This museum is actually split between two sites, one in Dumbarton and this one that we are featuring here in Irvine. This part of the museum is based in Irvine Port and has a collection of ships and yachts. You can also take a glimpse into the life of a shipworker by visiting the Ship Workers' Tenement Flat
The museum is located just north of Brodick and is housed in a number of traditional Arran buildings including a croft, a smiddy and a coach house. The many 'hands on' exhibits keep youngsters occupied and older visitors will enjoy all that is on offer. Displays show life in a cottage and on a working farm of 100 years and more ago. There is an archaeology room, which tells of the Mesolithic people who settled on Arran 8,000 years ago. The museum is also the venue for annual events such as a Craft Day, Tractor Show, Childrens' Day and Motorcycle Show.
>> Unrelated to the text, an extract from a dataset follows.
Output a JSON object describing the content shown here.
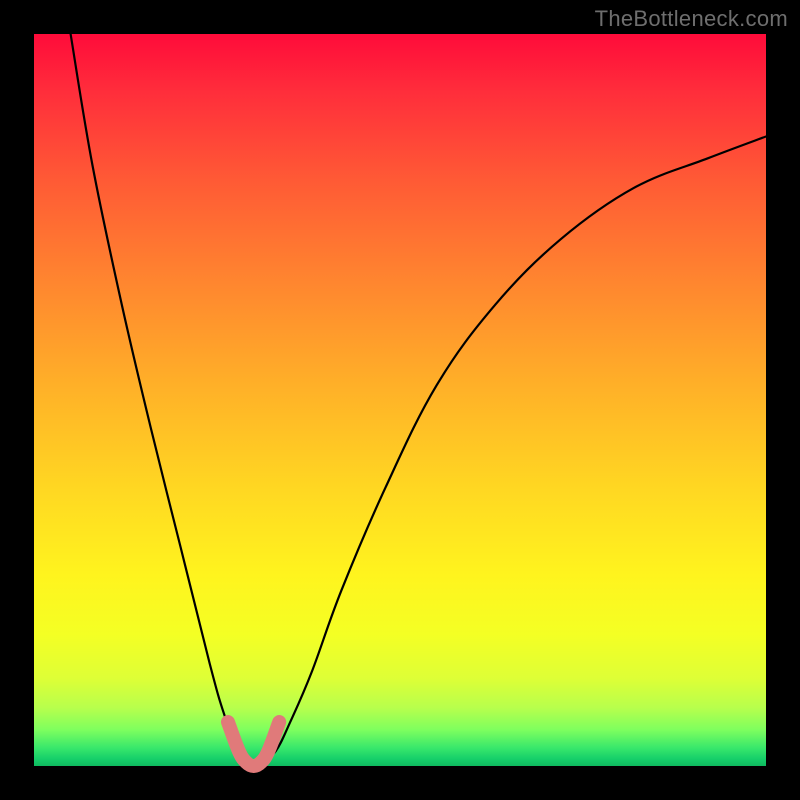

The thatched cottage dates from the 1700s and was the home of Souter Johnnie, real name John Davidson, one of the characters in Robert Burns' epic poem, Tam O'Shanter. The word "souter" means cobbler or shoemaker and there is a display of his original tools in his shoemaking workshop. You can also view how the Davidson family lived as the cottage contains some period pieces and Burns' relics. There is a thatched tavern in the garden behind the cottage featuring beautiful life-size sandstone statues of Souter Johnnie, Tam O'Shanter, the innkeeper and the innkeeper's wife - main characters in, Tam O'Shanter. The museum is suitable for all ages and often takes parties of school children and other groups. Opening times are limited so best to check the National Trust for Scotland website when planning a visit.
This 17th century house owned by the National Trust was where Robert Burns formed a debating club at the age of 24, took dancing lessons and became a Freemason. One of the rules of membership for the debating club was that members had to be a bachelor (unmarried) and residing in the parish of Tarbolton. Hence, the building gained the name of the Bachelors' Club. The property was restored in 1928 to depict how it would have looked at the time Burns visited it. It consists of 2 floors, the ground floor shows how the family would have lived in that part of it in the 1700s and the first floor has been retained as a meeting room to show how it was when Burns and his friends gathered there, to dance and debate. The meeting room is still used by Burns Clubs for their annual Burns Suppers commemorating the life of Scotland's most famous poet. The property is family friendly and welcomes individual and group visits. Check the opening days and times on the National Trust for Scotland website.
This property is now owned and run by East Ayrshire Council and features a statue of Robert Burns erected in 1879. The monument and statue are at the heart of a new centre opened in 2009. The centre holds a state-of-the-art archive facility for the area and has a first class family history section giving the public access to Scotland's People records not normally available. It also offers a genealogy service where family history experts will construct family trees for individuals. It has important collections of books, newspapers, maps and photographs of Robert Burns and Ayrshire. For family history research it is best to contact the centre in advance.